▶ **Your instructions**
Scan the entries below for the word "поля". Copy out every line in which it occurs.

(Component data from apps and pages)
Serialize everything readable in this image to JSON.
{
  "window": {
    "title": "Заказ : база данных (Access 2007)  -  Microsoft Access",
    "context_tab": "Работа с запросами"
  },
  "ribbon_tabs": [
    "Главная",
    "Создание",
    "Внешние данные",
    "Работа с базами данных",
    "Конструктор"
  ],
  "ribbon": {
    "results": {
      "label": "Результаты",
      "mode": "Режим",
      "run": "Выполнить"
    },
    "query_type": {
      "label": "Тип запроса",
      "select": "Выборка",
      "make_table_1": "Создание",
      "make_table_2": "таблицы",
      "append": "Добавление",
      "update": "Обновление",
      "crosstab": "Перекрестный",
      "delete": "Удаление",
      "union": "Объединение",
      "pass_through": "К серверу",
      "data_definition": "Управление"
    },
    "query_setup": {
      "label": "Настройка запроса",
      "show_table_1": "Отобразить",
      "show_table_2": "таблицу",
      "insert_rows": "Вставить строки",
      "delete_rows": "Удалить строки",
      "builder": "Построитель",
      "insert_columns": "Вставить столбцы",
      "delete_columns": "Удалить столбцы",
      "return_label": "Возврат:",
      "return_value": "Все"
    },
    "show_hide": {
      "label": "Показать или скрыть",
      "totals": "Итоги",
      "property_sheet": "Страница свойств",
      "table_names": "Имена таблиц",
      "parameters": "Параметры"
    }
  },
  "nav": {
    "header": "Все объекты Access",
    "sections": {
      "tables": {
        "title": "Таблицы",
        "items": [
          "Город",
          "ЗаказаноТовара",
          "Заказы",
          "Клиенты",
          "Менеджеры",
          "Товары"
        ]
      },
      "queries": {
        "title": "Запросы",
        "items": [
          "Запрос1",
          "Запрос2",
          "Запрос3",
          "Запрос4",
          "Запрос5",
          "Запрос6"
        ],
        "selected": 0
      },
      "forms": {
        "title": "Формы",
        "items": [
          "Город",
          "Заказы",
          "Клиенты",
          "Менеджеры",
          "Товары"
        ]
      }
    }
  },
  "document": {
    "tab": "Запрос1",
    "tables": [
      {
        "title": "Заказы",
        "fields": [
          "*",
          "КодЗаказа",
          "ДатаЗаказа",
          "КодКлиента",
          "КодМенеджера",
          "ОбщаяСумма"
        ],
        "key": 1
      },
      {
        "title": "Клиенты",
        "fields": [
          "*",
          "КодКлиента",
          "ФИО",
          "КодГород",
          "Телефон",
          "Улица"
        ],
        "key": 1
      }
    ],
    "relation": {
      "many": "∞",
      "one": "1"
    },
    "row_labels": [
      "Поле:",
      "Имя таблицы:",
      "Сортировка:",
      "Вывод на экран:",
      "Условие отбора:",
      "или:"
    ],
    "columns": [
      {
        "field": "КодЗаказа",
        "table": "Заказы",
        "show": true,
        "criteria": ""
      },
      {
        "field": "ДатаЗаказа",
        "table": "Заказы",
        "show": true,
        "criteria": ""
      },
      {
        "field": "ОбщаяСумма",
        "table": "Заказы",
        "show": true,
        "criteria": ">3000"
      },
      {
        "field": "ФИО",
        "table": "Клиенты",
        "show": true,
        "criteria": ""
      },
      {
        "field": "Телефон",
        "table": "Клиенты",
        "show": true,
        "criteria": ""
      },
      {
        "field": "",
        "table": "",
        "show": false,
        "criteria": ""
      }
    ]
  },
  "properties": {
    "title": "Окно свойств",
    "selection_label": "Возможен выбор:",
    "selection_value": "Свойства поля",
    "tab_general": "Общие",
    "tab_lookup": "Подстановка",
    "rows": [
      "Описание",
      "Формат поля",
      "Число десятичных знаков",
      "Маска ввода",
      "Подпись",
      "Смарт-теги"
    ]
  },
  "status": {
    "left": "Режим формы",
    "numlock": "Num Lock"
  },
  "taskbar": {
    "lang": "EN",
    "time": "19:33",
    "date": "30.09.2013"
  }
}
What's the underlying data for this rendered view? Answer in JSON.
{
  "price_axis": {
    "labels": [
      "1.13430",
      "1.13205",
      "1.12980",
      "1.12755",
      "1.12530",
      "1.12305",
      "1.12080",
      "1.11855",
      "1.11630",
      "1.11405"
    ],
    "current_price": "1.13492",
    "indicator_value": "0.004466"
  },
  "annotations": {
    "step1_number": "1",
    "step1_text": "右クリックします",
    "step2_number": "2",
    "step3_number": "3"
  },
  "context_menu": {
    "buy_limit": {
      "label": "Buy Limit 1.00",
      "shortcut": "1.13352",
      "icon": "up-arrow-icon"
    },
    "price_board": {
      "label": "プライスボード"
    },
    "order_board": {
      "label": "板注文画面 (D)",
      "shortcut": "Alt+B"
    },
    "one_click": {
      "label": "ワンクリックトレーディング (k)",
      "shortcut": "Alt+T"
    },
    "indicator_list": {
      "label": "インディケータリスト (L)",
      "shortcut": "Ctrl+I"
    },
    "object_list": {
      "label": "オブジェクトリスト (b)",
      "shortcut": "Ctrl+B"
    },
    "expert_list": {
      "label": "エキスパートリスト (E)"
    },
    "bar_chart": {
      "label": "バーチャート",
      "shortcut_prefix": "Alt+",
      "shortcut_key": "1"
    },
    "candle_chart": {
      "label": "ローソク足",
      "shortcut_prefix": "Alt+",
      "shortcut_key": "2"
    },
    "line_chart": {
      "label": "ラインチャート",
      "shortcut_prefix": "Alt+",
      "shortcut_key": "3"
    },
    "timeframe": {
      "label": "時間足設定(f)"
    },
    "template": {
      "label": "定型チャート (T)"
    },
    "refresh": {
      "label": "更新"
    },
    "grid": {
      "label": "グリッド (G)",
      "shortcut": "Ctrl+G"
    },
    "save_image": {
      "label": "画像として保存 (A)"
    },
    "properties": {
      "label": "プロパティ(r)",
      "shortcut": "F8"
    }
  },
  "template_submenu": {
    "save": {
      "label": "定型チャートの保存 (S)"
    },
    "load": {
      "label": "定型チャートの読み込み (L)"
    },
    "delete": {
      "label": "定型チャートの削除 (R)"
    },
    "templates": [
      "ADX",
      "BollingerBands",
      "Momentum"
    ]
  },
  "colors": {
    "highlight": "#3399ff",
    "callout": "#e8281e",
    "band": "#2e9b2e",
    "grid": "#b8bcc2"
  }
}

▶ **Finished task**
    "selection_value": "Свойства поля",
      "Формат поля",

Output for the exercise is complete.